◆ **What you are asked to do**
Show all lines of the entries in which the word "true" is found.

── Data for the task ──

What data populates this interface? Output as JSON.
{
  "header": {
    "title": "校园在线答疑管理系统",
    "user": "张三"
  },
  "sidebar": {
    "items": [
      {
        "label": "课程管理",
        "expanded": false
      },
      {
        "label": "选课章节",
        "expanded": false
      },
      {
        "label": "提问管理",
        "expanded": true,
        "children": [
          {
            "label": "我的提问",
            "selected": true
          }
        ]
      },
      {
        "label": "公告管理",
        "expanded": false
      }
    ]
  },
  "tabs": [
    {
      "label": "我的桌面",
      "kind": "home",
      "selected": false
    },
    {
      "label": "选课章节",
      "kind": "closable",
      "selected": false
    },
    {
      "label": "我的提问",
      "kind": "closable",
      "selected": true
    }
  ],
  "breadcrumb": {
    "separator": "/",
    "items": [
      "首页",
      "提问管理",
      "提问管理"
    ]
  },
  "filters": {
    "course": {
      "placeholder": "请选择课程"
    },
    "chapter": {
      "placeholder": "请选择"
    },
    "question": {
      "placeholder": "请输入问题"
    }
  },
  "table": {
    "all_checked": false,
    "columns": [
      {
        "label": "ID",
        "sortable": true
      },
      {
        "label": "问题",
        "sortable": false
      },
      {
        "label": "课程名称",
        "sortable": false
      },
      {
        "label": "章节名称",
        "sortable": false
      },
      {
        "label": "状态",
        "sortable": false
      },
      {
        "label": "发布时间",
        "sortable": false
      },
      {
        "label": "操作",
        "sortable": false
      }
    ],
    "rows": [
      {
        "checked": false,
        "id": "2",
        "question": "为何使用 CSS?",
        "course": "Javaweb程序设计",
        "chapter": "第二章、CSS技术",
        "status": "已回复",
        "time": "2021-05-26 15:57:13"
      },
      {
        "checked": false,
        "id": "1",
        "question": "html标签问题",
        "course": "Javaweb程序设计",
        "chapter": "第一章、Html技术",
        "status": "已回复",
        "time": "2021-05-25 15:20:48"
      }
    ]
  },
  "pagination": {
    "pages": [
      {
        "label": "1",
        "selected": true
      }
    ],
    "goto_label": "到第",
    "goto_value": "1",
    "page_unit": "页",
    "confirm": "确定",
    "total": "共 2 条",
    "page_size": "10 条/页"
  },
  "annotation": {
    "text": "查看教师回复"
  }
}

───

◆ **Answer for this exercise**
        "expanded": true,
            "selected": true
      "selected": true
        "sortable": true
        "selected": true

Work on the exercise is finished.